-- Required work --
Check each line of the records below and collect those that include the word "false".

- - -

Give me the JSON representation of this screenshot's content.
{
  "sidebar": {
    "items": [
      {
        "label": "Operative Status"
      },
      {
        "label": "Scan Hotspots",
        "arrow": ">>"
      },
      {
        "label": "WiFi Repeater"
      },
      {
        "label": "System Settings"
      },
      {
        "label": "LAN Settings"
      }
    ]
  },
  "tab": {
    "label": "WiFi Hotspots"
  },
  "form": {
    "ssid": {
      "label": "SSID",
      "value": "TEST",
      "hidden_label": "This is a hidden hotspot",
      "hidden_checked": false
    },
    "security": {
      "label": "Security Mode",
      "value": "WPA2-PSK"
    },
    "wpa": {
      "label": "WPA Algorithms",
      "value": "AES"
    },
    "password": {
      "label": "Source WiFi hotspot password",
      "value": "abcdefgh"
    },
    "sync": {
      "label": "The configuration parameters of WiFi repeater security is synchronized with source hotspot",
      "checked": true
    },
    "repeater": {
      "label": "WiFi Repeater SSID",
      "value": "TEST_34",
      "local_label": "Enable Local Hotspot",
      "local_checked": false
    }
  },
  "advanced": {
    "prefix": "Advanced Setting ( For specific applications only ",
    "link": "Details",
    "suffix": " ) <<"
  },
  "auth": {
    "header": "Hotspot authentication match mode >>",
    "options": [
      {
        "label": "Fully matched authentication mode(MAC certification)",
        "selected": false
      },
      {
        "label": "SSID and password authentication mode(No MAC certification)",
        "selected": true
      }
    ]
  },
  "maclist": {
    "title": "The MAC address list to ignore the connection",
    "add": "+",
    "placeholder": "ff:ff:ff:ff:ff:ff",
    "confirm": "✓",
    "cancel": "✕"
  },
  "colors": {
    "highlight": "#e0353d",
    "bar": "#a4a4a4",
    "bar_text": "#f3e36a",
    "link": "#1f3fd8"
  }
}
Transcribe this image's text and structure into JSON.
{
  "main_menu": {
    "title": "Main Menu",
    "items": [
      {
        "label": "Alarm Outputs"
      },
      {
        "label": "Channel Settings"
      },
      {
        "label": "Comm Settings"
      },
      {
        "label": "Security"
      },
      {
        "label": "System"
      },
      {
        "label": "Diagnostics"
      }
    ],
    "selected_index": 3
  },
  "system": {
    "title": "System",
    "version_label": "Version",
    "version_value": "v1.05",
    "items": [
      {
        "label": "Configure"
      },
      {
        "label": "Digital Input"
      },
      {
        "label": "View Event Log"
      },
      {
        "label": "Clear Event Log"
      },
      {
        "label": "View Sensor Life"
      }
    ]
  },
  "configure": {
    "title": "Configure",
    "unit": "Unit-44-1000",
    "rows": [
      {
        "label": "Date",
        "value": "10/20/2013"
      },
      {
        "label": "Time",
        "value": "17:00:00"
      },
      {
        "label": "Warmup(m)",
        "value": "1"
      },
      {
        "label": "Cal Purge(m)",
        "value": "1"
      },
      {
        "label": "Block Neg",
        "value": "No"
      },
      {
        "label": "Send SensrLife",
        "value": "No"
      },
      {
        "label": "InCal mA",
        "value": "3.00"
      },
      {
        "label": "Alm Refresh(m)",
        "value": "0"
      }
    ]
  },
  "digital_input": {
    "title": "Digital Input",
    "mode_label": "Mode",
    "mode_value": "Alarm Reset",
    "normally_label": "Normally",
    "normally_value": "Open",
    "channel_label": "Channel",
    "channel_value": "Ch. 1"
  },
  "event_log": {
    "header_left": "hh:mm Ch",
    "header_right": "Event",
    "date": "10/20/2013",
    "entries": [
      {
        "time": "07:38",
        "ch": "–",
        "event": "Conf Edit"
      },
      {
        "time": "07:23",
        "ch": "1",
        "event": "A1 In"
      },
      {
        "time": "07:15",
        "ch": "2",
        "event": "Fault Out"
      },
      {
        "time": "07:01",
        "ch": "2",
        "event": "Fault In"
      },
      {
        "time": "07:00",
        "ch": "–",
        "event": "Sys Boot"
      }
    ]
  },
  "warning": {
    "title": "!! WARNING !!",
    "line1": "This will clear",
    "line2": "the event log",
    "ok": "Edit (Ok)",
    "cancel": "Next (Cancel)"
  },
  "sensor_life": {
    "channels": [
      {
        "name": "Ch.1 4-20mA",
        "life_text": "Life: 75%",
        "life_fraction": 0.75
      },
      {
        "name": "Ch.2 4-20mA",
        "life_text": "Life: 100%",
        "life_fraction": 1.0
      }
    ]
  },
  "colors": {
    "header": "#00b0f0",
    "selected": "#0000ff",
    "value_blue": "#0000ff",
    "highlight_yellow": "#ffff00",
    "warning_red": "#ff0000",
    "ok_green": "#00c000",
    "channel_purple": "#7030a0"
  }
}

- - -

-- Solved exercise --
      "hidden_checked": false
      "local_checked": false
        "selected": false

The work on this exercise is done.